(Beginning of Information supplied)

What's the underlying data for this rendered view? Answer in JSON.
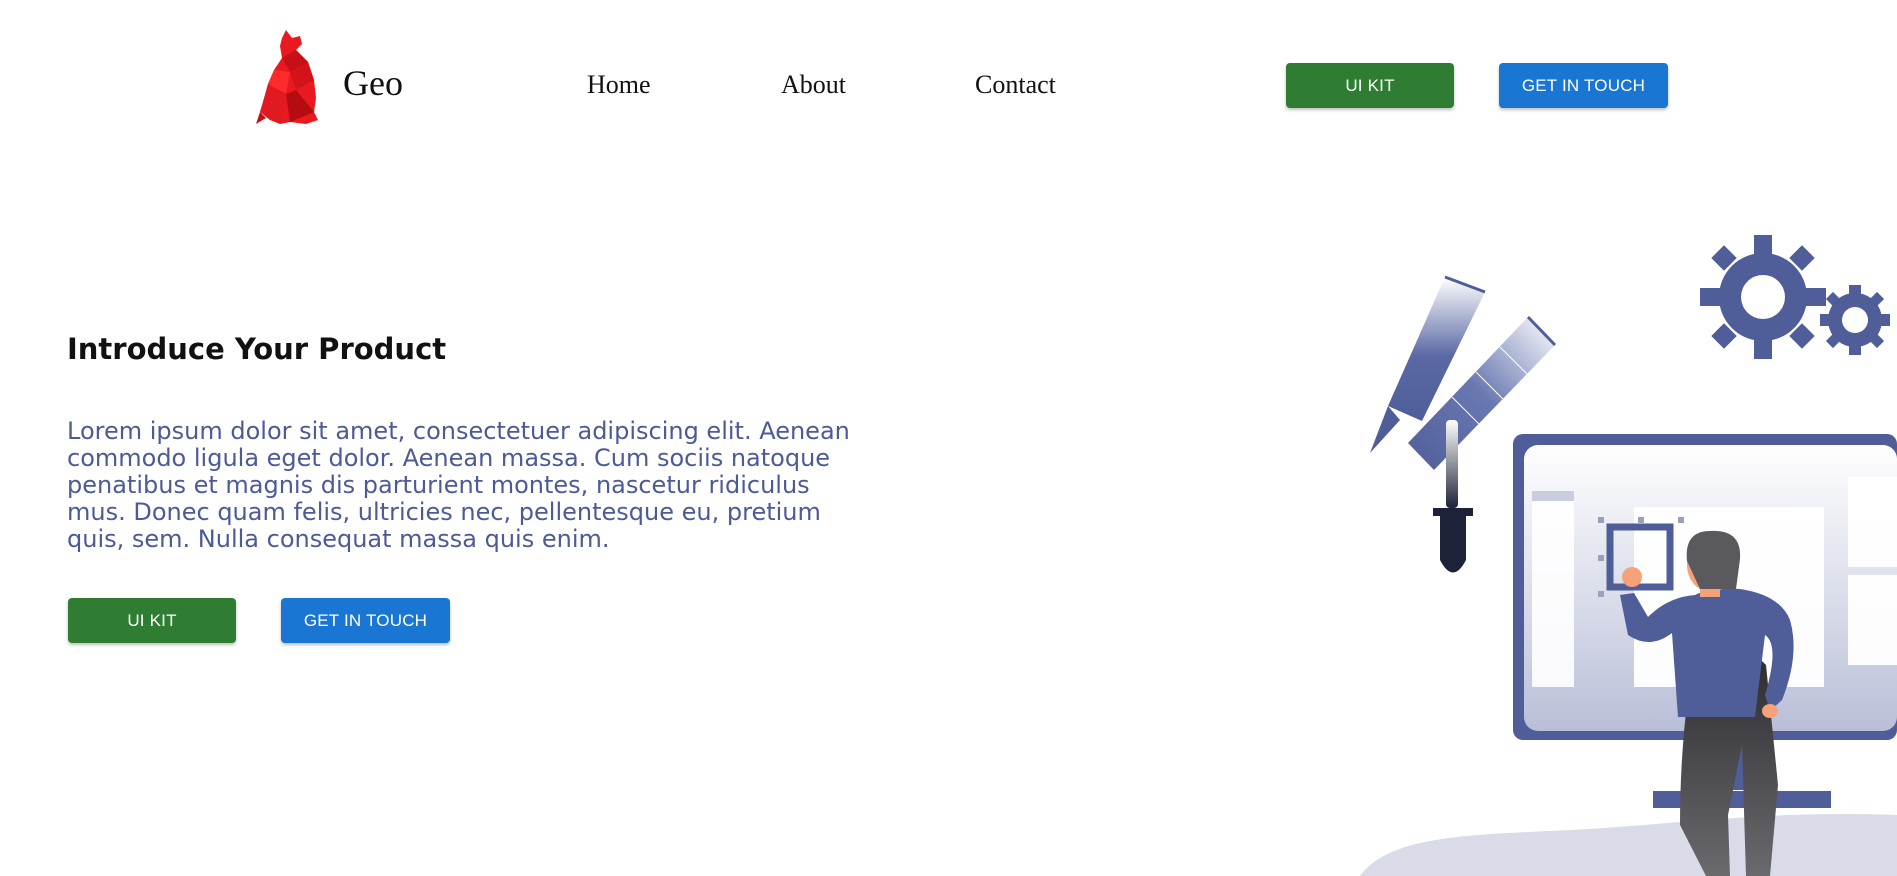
{
  "brand": {
    "name": "Geo",
    "logo_icon": "red-cat-logo-icon"
  },
  "nav": {
    "links": [
      "Home",
      "About",
      "Contact"
    ],
    "ui_kit_label": "UI KIT",
    "contact_label": "GET IN TOUCH"
  },
  "hero": {
    "title": "Introduce Your Product",
    "body": "Lorem ipsum dolor sit amet, consectetuer adipiscing elit. Aenean commodo ligula eget dolor. Aenean massa. Cum sociis natoque penatibus et magnis dis parturient montes, nascetur ridiculus mus. Donec quam felis, ultricies nec, pellentesque eu, pretium quis, sem. Nulla consequat massa quis enim.",
    "ui_kit_label": "UI KIT",
    "contact_label": "GET IN TOUCH",
    "illustration_icon": "designer-at-monitor-illustration"
  },
  "colors": {
    "green_button": "#2e7d32",
    "blue_button": "#1976d2",
    "body_text": "#4c5a96",
    "illustration": "#4f5d99"
  }
}
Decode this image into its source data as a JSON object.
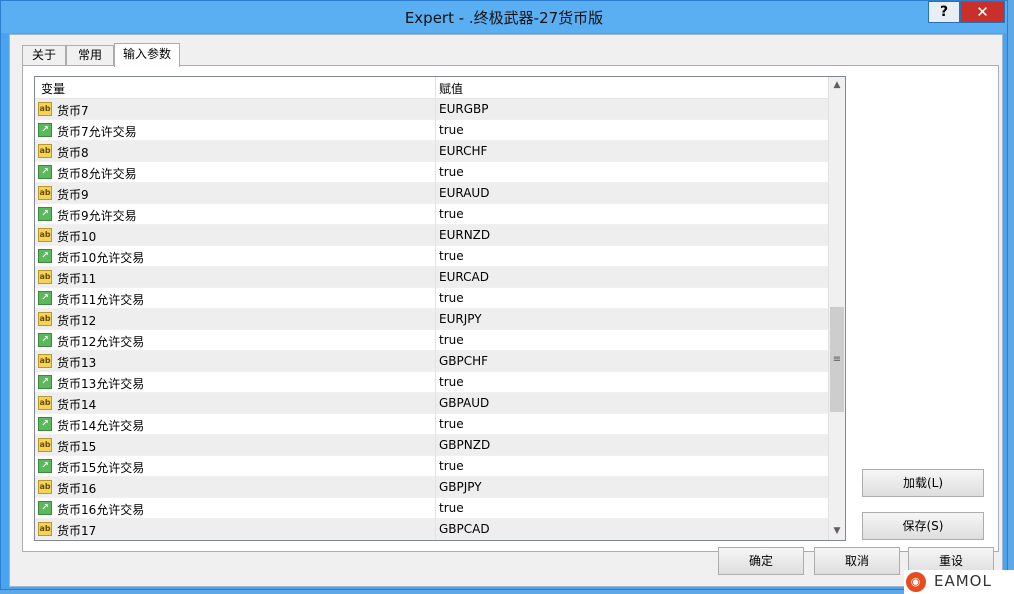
{
  "window": {
    "title": "Expert - .终极武器-27货币版",
    "help_label": "?",
    "close_label": "✕"
  },
  "tabs": [
    {
      "label": "关于"
    },
    {
      "label": "常用"
    },
    {
      "label": "输入参数"
    }
  ],
  "grid": {
    "col_variable": "变量",
    "col_value": "赋值",
    "rows": [
      {
        "name": "货币7",
        "value": "EURGBP",
        "type": "ab"
      },
      {
        "name": "货币7允许交易",
        "value": "true",
        "type": "bool"
      },
      {
        "name": "货币8",
        "value": "EURCHF",
        "type": "ab"
      },
      {
        "name": "货币8允许交易",
        "value": "true",
        "type": "bool"
      },
      {
        "name": "货币9",
        "value": "EURAUD",
        "type": "ab"
      },
      {
        "name": "货币9允许交易",
        "value": "true",
        "type": "bool"
      },
      {
        "name": "货币10",
        "value": "EURNZD",
        "type": "ab"
      },
      {
        "name": "货币10允许交易",
        "value": "true",
        "type": "bool"
      },
      {
        "name": "货币11",
        "value": "EURCAD",
        "type": "ab"
      },
      {
        "name": "货币11允许交易",
        "value": "true",
        "type": "bool"
      },
      {
        "name": "货币12",
        "value": "EURJPY",
        "type": "ab"
      },
      {
        "name": "货币12允许交易",
        "value": "true",
        "type": "bool"
      },
      {
        "name": "货币13",
        "value": "GBPCHF",
        "type": "ab"
      },
      {
        "name": "货币13允许交易",
        "value": "true",
        "type": "bool"
      },
      {
        "name": "货币14",
        "value": "GBPAUD",
        "type": "ab"
      },
      {
        "name": "货币14允许交易",
        "value": "true",
        "type": "bool"
      },
      {
        "name": "货币15",
        "value": "GBPNZD",
        "type": "ab"
      },
      {
        "name": "货币15允许交易",
        "value": "true",
        "type": "bool"
      },
      {
        "name": "货币16",
        "value": "GBPJPY",
        "type": "ab"
      },
      {
        "name": "货币16允许交易",
        "value": "true",
        "type": "bool"
      },
      {
        "name": "货币17",
        "value": "GBPCAD",
        "type": "ab"
      }
    ]
  },
  "icons": {
    "string_glyph": "ab",
    "bool_glyph": "↗"
  },
  "buttons": {
    "load": "加载(L)",
    "save": "保存(S)",
    "ok": "确定",
    "cancel": "取消",
    "reset": "重设"
  },
  "watermark": {
    "text": "EAMOL"
  }
}
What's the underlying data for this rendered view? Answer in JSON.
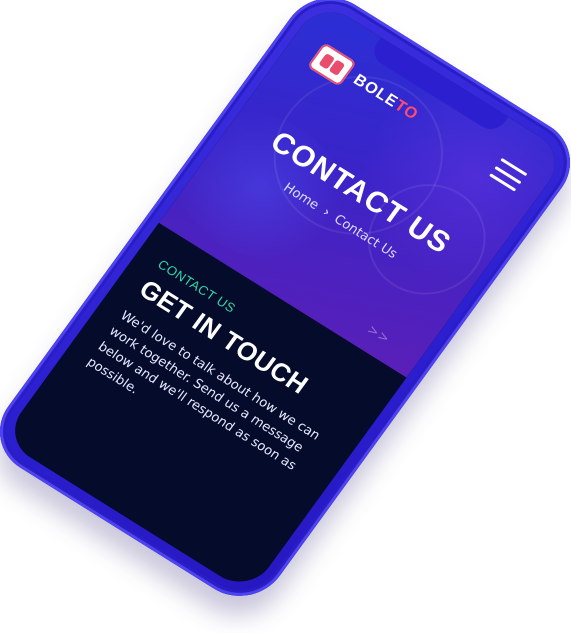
{
  "logo": {
    "text_primary": "BOLE",
    "text_accent": "TO"
  },
  "hero": {
    "title": "CONTACT US",
    "breadcrumb": {
      "home": "Home",
      "separator": "›",
      "current": "Contact Us"
    },
    "decor_arrows": ">>"
  },
  "contact": {
    "eyebrow": "CONTACT US",
    "heading": "GET IN TOUCH",
    "description": "We'd love to talk about how we can work together. Send us a message below and we'll respond as soon as possible."
  },
  "icons": {
    "menu": "hamburger-menu-icon",
    "logo": "boleto-ticket-logo-icon"
  },
  "colors": {
    "phone_frame": "#2b1fd0",
    "hero_gradient_start": "#2a2fd6",
    "hero_gradient_end": "#5a1fb8",
    "content_bg": "#050b2a",
    "accent_green": "#31d7a9",
    "accent_red": "#ff4b6e"
  }
}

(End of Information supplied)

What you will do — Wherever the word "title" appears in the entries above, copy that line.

Reply —
    "title": "Introduce Your Product",
    "title": "Expert - .终极武器-27货币版",
    "title": "CONTACT US",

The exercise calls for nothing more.